From my own personal experience and my work helping hundreds of smokers to find freedom from cigarettes, I know that quitting smoking the traditional way is not easy. What I have also learned is a way in which it can be done much much easier.
One element of that easier way is to not set a quit date for yourself to stop smoking by.
When you set a date to start something…be it weight loss, a life without smoking or anything else you dream of achieving. The next thing most people do, (straight after setting that date) is announce their positive intentions to the world. In our minds we feel that this is a good thing to do, as sharing it with others will make us more accountable and committed, giving us (hopefully) more incentive to follow through. Unfortunately, it doesn’t quite work that way.

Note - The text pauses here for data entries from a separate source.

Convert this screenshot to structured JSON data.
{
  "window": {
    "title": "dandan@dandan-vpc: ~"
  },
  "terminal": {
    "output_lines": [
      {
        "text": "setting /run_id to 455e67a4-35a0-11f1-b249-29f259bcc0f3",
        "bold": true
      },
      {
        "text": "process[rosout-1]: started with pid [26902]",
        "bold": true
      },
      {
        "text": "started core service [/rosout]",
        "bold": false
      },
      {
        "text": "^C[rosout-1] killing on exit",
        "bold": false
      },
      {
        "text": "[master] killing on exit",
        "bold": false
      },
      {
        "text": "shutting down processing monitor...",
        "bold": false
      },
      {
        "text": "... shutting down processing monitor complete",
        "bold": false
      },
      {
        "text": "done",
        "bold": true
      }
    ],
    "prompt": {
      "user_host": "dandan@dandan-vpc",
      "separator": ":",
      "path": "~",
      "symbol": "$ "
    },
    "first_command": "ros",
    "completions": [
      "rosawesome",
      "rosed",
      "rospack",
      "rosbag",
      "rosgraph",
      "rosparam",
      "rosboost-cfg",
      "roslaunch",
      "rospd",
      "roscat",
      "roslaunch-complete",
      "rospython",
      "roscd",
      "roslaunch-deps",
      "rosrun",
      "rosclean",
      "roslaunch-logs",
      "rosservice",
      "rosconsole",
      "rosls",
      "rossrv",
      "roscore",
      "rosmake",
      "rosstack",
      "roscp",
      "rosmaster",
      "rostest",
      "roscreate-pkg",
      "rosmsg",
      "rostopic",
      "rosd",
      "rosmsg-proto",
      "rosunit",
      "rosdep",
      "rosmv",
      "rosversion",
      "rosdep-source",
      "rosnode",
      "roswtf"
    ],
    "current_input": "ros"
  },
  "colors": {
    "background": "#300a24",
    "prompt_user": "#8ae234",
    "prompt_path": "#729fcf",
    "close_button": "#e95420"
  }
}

In our minds we feel that this is a good thing to do, as sharing it with others will make us more accountable and committed, giving us (hopefully) more incentive to follow through. Unfortunately, it doesn’t quite work that way.
Psychological tests from as far back as 1933 have been carried out in this area and they show that when someone publicly announces that they have found a solution to a problem, and they are publicly acknowledged for it, their brain interprets this ‘solution’ as being a reality….even though it hasn’t actually been achieved yet. Meaning that person will be far less likely to make it happen than someone who keeps quiet about their goals.
You see our own self-image is located within our brains, and this image is created from hundreds of identity symbols that we have about ourselves. We can create an identity symbol through talk or action. If you talk enough about a new identity symbol the brain can interpret this symbol as being complete, which means it won’t push you into any further action to achieve it.
Let your actions play a louder part than your words! It won’t be long till people see the new non-smoking you!
The second reason why setting a stop smoking day can be detrimental is because it causes fear. Smokers associate stopping smoking with many elements of fear; Fear of putting on weight, feeling deprived, not having anything to do with their hands, suffering from withdrawal. They fear all these things happening and more! And when a smoker is frightened guess what that makes them want to do more? Yep, smoke!
So when a smoker looks daily at that big red circle on the calendar taunting them with all the dreadful things that will come on that day they reach for a cigarette. They will smoke even more to make themselves feel better and calmer. They try to cram in as much as possible before they have to say goodbye forever. Which only serves to make their situation a worse one to escape.
Making smokers frightened is the worst thing you can do. This is why it drives me mad that the government and medical industry still insist on sharing horrific images of what will happen to you if you continue to smoke.
Research in the field of Neuropsychology has shown us that when a smoker is shown a picture of a diseased lung their brain becomes stimulated in what they call the craving spot. The same spot that is stimulated when a person craves a cigarette. These pictures do not work, and in fact, only amplifies the smokers need to light up!
Then take a look at our National Stop Smoking Day. The day they promote as one that will compel smokers to try and stop. Do you know what feeling this actually creates in smokers? It makes smokers feel threatened, guilty and like they’re being told what to do!
Of all the smokers I have known and loved I can count on one hand how many of them like being told what to do! So in response to stop smoking day these smokers will metaphorically stick two fingers up at the establishment and smoke more.
Lastly, research presented in the British Medical Journal show that smokers who do not set a date to stop smoking and ‘just do it’ are proven to have a far greater chance of succeeding than those who set and plan for a specific date.
Now, the facts behind this are that those people who did not set a specific day, stopped smoking because something just happened in their mind, they woke up one day and just decided to not smoke. Some of them got a cold and felt so rubbish from it that they decided they couldn’t smoke and then….. never did again! Or something similar.
I’m sure you have all heard of these people. They find it hard to explain to you why or how it happened other than by saying something just changed in their mind and thinking and that was it. They then stop smoking without withdrawal or ever having any urge to smoke again! They walk away from it so easily that all us smokers can do is gape in disbelief…and admittedly, a little bit of jealousy!
They didn’t try to stop smoking, plan a day for their last one or go through agonizing weeks of withdrawal. They avoided all the ‘normal’ stop smoking agony because something just changed in their mind.
So what does all this prove? For me, it shows that if someone you love is a smoker please do not try and frighten them, bully them or make them feel guilty about their smoking. You will only perpetuate the problem. Don’t give them a deadline or day they need to quit by because research shows us it will do no good at all.
If you are a smoker, then take from this that the most successful non-smokers are created by a change in their mind that just happens and leaves them free of fear, withdrawal and most importantly, cigarettes. They find themselves able to just walk away from it with no pressure.
So look for a method to stop smoking that will provide you with a supportive change of mind instead of trying to scare you away from your cigarettes. A method that will let you take your time. Allowing you to stop when you are ready instead of pressuring you to commit to a day before your mind is prepared to let go.